Although Cal consists of a diverse student body with members from different communities, there is a lack of recognition for and execution of cross-community building on the Cal campus for students to engage in collaborative spaces to share unique dialogues. Building on my experience as an intern for the Cross Cultural Student Development Office, I will strive to create a collaborative space so that various communities can unite to amplify different student narratives and voices. At the ASUC level, I will work towards developing a Cross-Community Working Group with Senators to pool resources to create spaces that will increase cross-community dialogue and coalition-building.
What’s your favorite thing about Cal?

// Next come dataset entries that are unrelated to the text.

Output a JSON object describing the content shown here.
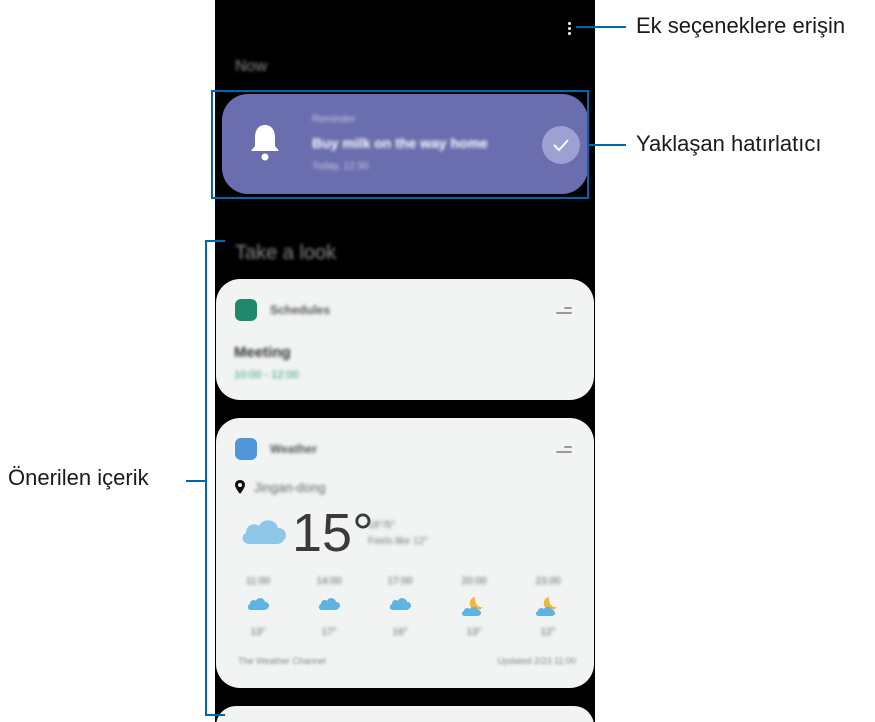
{
  "callouts": {
    "options": "Ek seçeneklere erişin",
    "reminder": "Yaklaşan hatırlatıcı",
    "suggested": "Önerilen içerik"
  },
  "screen": {
    "now_label": "Now",
    "take_a_look_label": "Take a look"
  },
  "reminder": {
    "category": "Reminder",
    "title": "Buy milk on the way home",
    "time": "Today, 12:30",
    "icon": "bell-icon",
    "color": "#6a6eaf"
  },
  "schedule_card": {
    "app_name": "Schedules",
    "event_title": "Meeting",
    "event_time": "10:00 - 12:00"
  },
  "weather_card": {
    "app_name": "Weather",
    "location": "Jingan-dong",
    "temperature": "15°",
    "high_low": "18°/5°",
    "feels_like": "Feels like 12°",
    "hourly": [
      {
        "hour": "11:00",
        "icon": "cloud-icon",
        "temp": "13°"
      },
      {
        "hour": "14:00",
        "icon": "cloud-icon",
        "temp": "17°"
      },
      {
        "hour": "17:00",
        "icon": "cloud-icon",
        "temp": "16°"
      },
      {
        "hour": "20:00",
        "icon": "moon-cloud-icon",
        "temp": "13°"
      },
      {
        "hour": "23:00",
        "icon": "moon-cloud-icon",
        "temp": "12°"
      }
    ],
    "source": "The Weather Channel",
    "updated": "Updated 2/23 11:00"
  }
}
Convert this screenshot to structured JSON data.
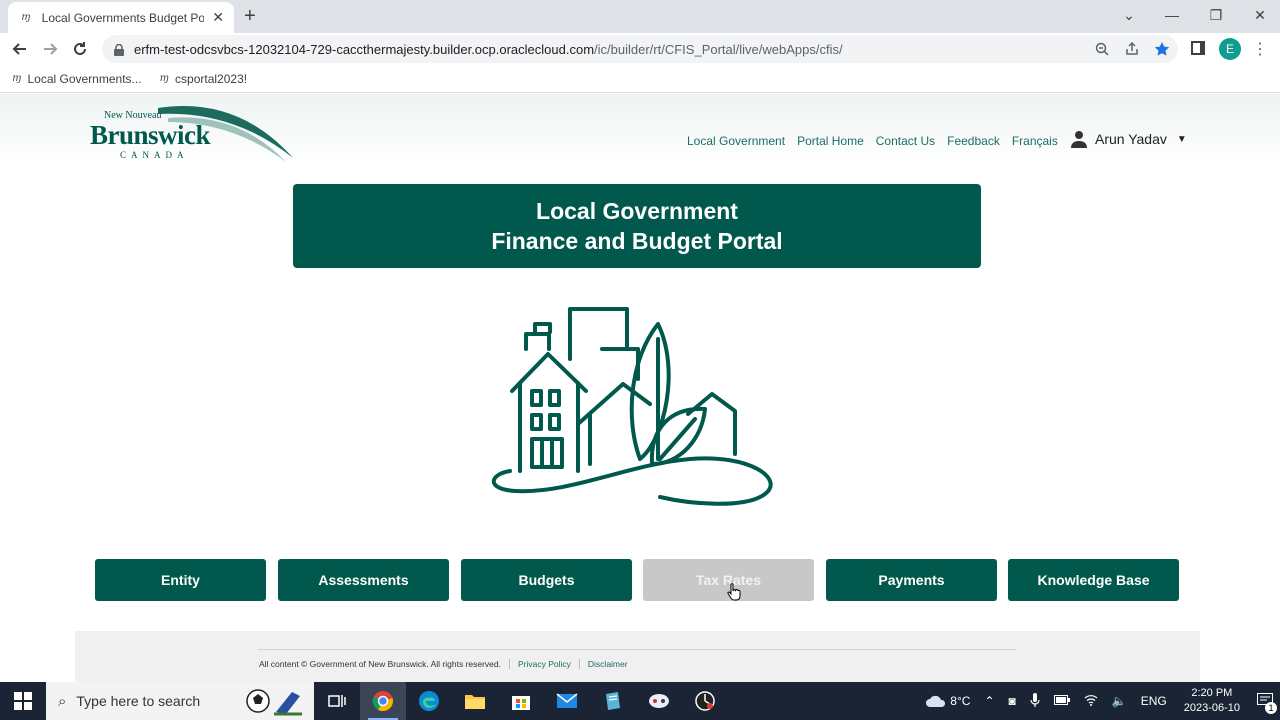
{
  "browser": {
    "tab_title": "Local Governments Budget Porta",
    "url_host": "erfm-test-odcsvbcs-12032104-729-caccthermajesty.builder.ocp.oraclecloud.com",
    "url_path": "/ic/builder/rt/CFIS_Portal/live/webApps/cfis/",
    "profile_initial": "E",
    "bookmarks": [
      "Local Governments...",
      "csportal2023!"
    ]
  },
  "header": {
    "logo_top": "New Nouveau",
    "logo_main": "Brunswick",
    "logo_sub": "CANADA",
    "nav": [
      "Local Government",
      "Portal Home",
      "Contact Us",
      "Feedback",
      "Français"
    ],
    "user_name": "Arun Yadav"
  },
  "banner": {
    "line1": "Local Government",
    "line2": "Finance and Budget Portal"
  },
  "tiles": [
    {
      "label": "Entity",
      "disabled": false
    },
    {
      "label": "Assessments",
      "disabled": false
    },
    {
      "label": "Budgets",
      "disabled": false
    },
    {
      "label": "Tax Rates",
      "disabled": true
    },
    {
      "label": "Payments",
      "disabled": false
    },
    {
      "label": "Knowledge Base",
      "disabled": false
    }
  ],
  "footer": {
    "copyright": "All content © Government of New Brunswick. All rights reserved.",
    "privacy": "Privacy Policy",
    "disclaimer": "Disclaimer"
  },
  "taskbar": {
    "search_placeholder": "Type here to search",
    "weather": "8°C",
    "language": "ENG",
    "time": "2:20 PM",
    "date": "2023-06-10",
    "notification_count": "1"
  },
  "colors": {
    "brand_green": "#00594c",
    "link_green": "#1a6e63",
    "disabled_tile": "#c8c8c8"
  }
}
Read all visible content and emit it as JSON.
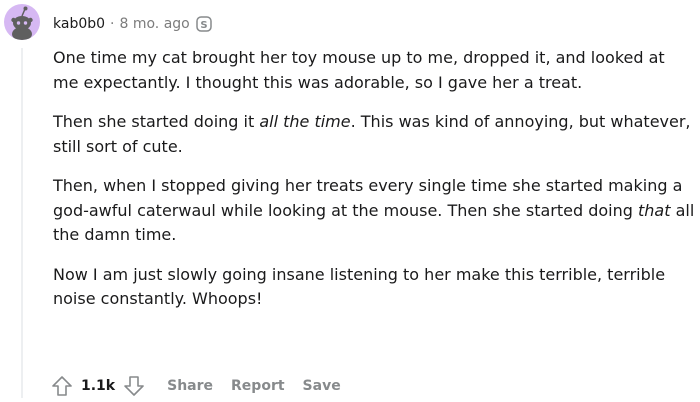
{
  "comment": {
    "username": "kab0b0",
    "separator": "·",
    "timestamp": "8 mo. ago",
    "edited_icon": "edited-s-icon",
    "avatar_icon": "snoo-avatar-icon",
    "paragraphs": [
      {
        "before": "One time my cat brought her toy mouse up to me, dropped it, and looked at me expectantly. I thought this was adorable, so I gave her a treat.",
        "em": "",
        "after": ""
      },
      {
        "before": "Then she started doing it ",
        "em": "all the time",
        "after": ". This was kind of annoying, but whatever, still sort of cute."
      },
      {
        "before": "Then, when I stopped giving her treats every single time she started making a god-awful caterwaul while looking at the mouse. Then she started doing ",
        "em": "that",
        "after": " all the damn time."
      },
      {
        "before": "Now I am just slowly going insane listening to her make this terrible, terrible noise constantly. Whoops!",
        "em": "",
        "after": ""
      }
    ],
    "actions": {
      "upvote_icon": "upvote-arrow-icon",
      "score": "1.1k",
      "downvote_icon": "downvote-arrow-icon",
      "share_label": "Share",
      "report_label": "Report",
      "save_label": "Save"
    },
    "colors": {
      "avatar_bg": "#d6b8f3",
      "meta_gray": "#7c7c7c",
      "action_gray": "#878a8c",
      "text": "#1a1a1b"
    }
  }
}
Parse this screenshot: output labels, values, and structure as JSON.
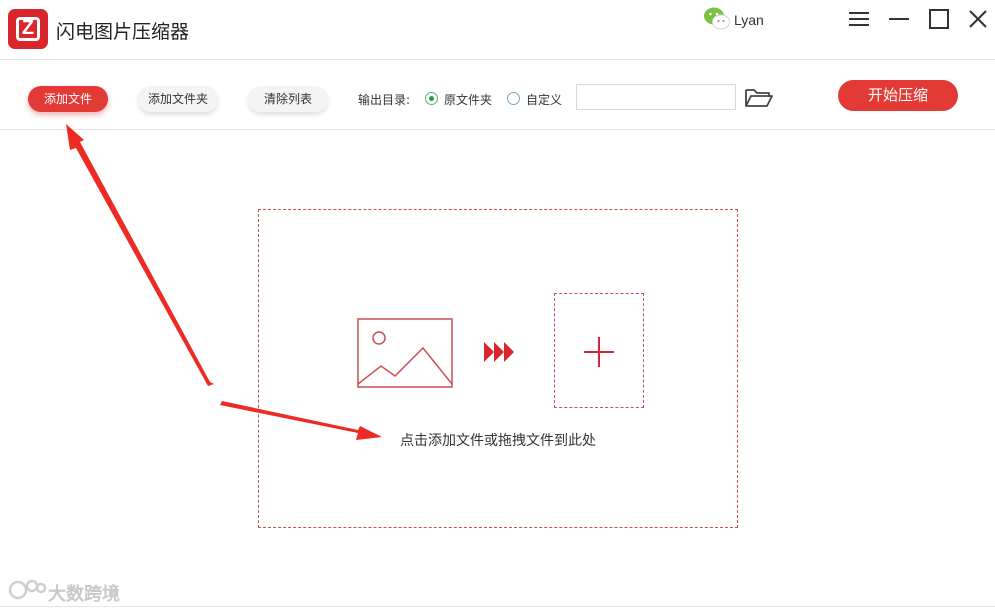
{
  "app": {
    "title": "闪电图片压缩器",
    "logo_letter": "Z",
    "brand_color": "#d9262c"
  },
  "user": {
    "name": "Lyan",
    "avatar_icon": "wechat-icon"
  },
  "window_controls": [
    "menu-icon",
    "minimize-icon",
    "maximize-icon",
    "close-icon"
  ],
  "toolbar": {
    "add_file_label": "添加文件",
    "add_folder_label": "添加文件夹",
    "clear_list_label": "清除列表",
    "output_label": "输出目录:",
    "radio_original_label": "原文件夹",
    "radio_custom_label": "自定义",
    "selected_output": "原文件夹",
    "output_path_value": "",
    "start_label": "开始压缩"
  },
  "drop_zone": {
    "hint": "点击添加文件或拖拽文件到此处"
  },
  "watermark": {
    "text": "大数跨境"
  }
}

There truly is too many things I appreciate at Cal and not a single thing can be prioritized over another. I love the passion that many Cal students have in pursuing what they love, whether it is through their academic studies, community organizing, or social justice work. From the Campanile to the Lawrence Hall of Science, the unique and diverse buildings at this university demonstrate its distinguished character. The environment of Cal being by the ocean creates a lovely weather that I wouldn’t be able to get from my home in the Central Valley. Each and every moment, I find myself discovering something new and meaningful here at Cal, and that’s what I love.
What inspires you to serve the student body at Cal?
One of the main inspirations that motivate me to serve the student body at Cal is the progressive API community. As a first-generation, Hmong-American student, it was a struggle to find a community at Berkeley to feel supported by and find a sense of belonging. Through my community, I’ve been able to further discover myself and maintain a sense of self-empowerment that drives my passion. I’ve also had the honor to hear and learn from many inspiring stories of resilience from the amazing people around me. My community keeps me grounded to my identity and inspires me to serve the Cal student body.